WHAT THE TASK ASKS — Every line below that contains the word "Datos" must be copied.

PROVIDED RECORDS —

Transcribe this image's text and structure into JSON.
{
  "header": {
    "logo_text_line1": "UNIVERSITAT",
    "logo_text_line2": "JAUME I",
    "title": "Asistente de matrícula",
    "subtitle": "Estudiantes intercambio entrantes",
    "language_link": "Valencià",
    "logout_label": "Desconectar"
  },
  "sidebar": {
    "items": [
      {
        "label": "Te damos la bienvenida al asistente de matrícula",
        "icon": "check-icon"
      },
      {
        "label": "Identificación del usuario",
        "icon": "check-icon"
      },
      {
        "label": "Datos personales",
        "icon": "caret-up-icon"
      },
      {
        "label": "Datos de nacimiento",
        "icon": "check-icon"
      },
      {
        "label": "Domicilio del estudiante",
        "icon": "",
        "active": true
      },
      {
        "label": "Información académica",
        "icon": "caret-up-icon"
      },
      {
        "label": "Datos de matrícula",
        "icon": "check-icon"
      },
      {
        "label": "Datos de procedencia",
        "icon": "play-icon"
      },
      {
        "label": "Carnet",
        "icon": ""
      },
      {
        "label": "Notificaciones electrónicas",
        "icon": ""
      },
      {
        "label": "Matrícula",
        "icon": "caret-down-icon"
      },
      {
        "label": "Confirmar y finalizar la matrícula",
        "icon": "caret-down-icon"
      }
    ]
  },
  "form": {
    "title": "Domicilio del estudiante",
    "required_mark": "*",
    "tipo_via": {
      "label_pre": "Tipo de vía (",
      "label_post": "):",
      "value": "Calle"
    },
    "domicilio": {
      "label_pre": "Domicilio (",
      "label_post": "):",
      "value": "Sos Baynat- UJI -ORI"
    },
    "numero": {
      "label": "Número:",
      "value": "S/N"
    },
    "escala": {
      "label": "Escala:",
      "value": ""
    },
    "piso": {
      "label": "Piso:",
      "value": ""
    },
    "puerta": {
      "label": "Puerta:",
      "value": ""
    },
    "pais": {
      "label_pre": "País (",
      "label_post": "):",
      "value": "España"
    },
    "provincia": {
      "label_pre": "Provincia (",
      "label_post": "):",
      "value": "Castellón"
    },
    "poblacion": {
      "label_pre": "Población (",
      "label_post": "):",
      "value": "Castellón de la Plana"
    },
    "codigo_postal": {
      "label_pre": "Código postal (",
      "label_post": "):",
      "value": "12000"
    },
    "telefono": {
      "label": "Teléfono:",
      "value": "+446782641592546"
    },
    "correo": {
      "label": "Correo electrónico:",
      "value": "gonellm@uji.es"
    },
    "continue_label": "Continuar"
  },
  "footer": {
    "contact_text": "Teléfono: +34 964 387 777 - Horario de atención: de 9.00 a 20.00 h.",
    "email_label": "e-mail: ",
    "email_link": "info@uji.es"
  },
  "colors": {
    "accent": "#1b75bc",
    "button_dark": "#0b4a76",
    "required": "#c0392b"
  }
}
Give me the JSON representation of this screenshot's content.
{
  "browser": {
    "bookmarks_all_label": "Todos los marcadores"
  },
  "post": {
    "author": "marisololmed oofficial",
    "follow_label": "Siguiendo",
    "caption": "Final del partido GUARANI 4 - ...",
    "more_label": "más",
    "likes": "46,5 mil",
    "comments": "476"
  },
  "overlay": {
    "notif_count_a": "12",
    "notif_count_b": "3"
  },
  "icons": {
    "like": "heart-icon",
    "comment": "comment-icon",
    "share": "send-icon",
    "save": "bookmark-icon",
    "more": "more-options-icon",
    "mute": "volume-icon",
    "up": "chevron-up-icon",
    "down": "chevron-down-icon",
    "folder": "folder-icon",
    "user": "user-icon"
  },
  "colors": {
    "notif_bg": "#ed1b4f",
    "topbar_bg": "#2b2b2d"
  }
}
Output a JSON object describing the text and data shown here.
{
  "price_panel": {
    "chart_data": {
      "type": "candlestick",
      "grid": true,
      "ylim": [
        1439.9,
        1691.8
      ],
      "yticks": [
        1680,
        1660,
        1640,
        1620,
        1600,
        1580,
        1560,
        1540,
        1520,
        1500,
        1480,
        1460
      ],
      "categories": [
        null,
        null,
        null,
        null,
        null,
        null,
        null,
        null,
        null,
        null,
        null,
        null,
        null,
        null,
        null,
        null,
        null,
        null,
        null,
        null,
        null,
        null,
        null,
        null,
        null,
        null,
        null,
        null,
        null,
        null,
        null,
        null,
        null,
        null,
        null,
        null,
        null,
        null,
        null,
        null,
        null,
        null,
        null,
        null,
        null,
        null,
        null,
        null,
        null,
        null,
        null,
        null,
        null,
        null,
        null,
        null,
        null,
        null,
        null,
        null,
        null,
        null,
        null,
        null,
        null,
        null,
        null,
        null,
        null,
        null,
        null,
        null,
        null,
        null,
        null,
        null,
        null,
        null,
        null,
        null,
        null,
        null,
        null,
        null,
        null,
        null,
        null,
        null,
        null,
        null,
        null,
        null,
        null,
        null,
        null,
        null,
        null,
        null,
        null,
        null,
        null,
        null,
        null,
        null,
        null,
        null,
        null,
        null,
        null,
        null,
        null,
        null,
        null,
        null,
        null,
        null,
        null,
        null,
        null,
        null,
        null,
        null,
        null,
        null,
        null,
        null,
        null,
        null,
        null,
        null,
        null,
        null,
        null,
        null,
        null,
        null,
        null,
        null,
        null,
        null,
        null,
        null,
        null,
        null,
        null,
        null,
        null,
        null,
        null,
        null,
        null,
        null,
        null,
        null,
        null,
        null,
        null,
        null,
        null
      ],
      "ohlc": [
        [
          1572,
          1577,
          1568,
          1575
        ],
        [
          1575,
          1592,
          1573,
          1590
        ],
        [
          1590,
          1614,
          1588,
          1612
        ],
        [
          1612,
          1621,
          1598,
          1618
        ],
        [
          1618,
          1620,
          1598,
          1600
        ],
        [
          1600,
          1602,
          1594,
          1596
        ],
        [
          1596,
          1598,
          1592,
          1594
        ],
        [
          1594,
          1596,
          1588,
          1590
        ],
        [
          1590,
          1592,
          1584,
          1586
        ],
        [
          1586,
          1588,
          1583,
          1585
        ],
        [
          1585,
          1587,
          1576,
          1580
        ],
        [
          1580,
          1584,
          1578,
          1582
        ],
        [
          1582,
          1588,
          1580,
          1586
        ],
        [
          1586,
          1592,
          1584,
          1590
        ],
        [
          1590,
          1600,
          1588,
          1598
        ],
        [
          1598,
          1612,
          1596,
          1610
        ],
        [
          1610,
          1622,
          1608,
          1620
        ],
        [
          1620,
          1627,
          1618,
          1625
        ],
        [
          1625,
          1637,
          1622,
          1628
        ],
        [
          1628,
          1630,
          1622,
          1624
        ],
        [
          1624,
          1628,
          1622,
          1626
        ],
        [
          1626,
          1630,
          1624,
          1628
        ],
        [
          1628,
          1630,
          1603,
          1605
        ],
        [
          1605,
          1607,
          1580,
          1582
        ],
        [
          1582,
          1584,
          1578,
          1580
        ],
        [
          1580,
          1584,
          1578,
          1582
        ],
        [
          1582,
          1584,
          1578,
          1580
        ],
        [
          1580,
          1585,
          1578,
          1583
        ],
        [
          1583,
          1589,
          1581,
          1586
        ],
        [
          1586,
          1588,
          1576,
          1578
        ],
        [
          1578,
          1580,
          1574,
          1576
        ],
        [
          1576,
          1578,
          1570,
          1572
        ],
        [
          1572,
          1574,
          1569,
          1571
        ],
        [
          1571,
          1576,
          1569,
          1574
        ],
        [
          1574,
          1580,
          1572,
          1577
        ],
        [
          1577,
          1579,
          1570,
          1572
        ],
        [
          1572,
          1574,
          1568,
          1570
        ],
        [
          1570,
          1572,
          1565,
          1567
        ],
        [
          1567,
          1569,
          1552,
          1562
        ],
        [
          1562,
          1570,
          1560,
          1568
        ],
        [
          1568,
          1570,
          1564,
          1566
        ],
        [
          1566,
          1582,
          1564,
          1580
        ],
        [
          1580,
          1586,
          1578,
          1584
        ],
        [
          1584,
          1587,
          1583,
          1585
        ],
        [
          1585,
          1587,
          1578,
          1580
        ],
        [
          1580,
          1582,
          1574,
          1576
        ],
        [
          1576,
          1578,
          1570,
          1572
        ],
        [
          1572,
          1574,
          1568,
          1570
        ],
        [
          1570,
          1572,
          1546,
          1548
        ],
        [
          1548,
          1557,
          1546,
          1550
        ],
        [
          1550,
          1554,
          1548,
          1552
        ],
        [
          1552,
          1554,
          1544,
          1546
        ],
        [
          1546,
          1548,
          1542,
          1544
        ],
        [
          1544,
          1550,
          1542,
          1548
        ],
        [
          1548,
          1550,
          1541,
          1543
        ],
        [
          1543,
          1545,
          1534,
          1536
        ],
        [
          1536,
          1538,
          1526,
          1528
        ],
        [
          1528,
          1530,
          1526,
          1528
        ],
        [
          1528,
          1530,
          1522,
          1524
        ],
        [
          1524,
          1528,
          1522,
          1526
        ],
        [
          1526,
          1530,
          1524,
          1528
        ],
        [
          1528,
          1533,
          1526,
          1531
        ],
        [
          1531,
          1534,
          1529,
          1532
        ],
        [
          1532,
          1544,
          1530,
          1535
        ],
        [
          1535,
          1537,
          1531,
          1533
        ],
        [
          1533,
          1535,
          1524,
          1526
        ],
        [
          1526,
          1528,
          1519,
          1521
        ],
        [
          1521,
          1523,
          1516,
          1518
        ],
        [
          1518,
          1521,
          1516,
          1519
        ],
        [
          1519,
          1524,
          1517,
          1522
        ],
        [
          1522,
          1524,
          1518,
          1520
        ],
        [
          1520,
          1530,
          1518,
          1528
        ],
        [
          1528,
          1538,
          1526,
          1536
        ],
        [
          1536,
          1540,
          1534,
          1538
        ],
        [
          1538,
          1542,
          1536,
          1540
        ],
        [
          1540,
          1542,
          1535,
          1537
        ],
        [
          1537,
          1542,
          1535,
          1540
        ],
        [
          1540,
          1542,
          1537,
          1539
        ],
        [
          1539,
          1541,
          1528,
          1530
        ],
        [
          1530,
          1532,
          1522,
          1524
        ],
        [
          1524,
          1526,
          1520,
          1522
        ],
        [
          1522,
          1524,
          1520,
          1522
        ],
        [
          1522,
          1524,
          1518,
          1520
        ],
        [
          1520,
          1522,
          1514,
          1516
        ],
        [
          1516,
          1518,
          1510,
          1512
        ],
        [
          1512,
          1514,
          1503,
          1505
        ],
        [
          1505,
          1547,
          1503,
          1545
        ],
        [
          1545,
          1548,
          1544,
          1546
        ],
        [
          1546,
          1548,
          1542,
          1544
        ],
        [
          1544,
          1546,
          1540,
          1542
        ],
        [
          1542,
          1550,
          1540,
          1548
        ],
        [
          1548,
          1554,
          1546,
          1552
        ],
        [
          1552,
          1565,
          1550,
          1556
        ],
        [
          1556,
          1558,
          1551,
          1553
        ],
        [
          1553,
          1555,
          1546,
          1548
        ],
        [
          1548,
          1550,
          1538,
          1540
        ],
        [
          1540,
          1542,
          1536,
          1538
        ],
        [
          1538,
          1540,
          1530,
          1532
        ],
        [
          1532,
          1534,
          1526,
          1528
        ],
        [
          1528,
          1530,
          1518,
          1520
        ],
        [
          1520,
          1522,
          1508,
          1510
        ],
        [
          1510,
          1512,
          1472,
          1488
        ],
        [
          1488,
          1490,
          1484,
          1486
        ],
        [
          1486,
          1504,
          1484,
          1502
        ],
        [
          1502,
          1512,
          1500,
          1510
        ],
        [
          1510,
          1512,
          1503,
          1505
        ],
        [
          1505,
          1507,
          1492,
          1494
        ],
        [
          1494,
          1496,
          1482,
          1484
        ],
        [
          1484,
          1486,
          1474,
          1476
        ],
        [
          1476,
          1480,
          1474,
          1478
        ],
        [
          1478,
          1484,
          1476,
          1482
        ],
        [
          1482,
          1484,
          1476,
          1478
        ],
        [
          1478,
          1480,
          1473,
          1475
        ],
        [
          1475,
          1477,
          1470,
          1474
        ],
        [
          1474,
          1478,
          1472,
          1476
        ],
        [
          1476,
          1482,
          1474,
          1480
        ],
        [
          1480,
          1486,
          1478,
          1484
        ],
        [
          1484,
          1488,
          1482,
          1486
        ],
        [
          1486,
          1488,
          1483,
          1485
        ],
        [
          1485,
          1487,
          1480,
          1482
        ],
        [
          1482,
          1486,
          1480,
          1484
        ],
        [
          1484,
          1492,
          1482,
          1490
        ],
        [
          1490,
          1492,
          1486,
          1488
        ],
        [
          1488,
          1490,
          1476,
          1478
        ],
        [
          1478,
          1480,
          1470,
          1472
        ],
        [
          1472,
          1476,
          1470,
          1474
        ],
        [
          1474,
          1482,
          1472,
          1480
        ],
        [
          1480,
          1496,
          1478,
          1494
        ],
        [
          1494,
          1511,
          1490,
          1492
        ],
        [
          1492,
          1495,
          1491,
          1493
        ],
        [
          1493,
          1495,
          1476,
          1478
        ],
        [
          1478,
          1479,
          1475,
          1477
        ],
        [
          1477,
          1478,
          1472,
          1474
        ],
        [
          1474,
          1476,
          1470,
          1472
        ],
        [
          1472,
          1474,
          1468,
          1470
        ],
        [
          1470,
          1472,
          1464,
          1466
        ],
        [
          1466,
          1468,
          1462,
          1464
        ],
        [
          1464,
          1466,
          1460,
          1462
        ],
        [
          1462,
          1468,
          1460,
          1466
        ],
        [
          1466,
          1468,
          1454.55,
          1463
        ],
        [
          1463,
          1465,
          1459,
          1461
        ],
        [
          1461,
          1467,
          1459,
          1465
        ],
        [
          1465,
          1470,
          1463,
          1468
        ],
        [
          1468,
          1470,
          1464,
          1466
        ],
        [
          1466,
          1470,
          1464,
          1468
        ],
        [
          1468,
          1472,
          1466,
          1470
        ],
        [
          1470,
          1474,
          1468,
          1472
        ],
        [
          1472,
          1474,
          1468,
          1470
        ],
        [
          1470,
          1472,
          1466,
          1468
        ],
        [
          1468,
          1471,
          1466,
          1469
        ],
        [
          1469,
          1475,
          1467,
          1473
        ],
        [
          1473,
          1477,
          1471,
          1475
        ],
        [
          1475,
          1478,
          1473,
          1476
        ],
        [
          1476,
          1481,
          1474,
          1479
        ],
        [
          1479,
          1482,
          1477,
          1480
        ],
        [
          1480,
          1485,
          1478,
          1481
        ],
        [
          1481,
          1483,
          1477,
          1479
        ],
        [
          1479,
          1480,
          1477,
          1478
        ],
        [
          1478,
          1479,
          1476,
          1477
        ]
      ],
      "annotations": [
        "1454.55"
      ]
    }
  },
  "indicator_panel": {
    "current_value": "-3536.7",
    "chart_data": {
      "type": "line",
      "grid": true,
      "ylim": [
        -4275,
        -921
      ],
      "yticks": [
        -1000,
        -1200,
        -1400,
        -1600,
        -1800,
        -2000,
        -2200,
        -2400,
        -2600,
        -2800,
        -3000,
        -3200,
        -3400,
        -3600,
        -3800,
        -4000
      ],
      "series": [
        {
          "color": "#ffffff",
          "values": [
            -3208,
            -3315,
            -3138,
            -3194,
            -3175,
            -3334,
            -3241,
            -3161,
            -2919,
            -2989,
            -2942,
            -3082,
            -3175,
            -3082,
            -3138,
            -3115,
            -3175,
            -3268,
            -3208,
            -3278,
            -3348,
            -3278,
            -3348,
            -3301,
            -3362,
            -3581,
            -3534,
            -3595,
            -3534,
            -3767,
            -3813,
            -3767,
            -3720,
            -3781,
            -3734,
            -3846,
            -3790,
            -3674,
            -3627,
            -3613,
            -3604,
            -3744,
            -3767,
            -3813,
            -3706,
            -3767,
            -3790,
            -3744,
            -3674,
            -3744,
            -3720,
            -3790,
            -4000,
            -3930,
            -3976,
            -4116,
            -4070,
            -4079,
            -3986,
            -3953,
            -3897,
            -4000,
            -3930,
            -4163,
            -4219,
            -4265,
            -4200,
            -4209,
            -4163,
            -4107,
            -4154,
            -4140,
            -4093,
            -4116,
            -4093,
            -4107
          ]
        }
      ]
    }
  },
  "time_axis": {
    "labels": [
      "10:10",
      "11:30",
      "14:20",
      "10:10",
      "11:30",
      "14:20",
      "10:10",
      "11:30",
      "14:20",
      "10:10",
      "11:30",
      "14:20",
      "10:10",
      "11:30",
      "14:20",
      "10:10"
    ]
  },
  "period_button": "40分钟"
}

COMPLETED TASK —
        "label": "Datos personales",
        "label": "Datos de nacimiento",
        "label": "Datos de matrícula",
        "label": "Datos de procedencia",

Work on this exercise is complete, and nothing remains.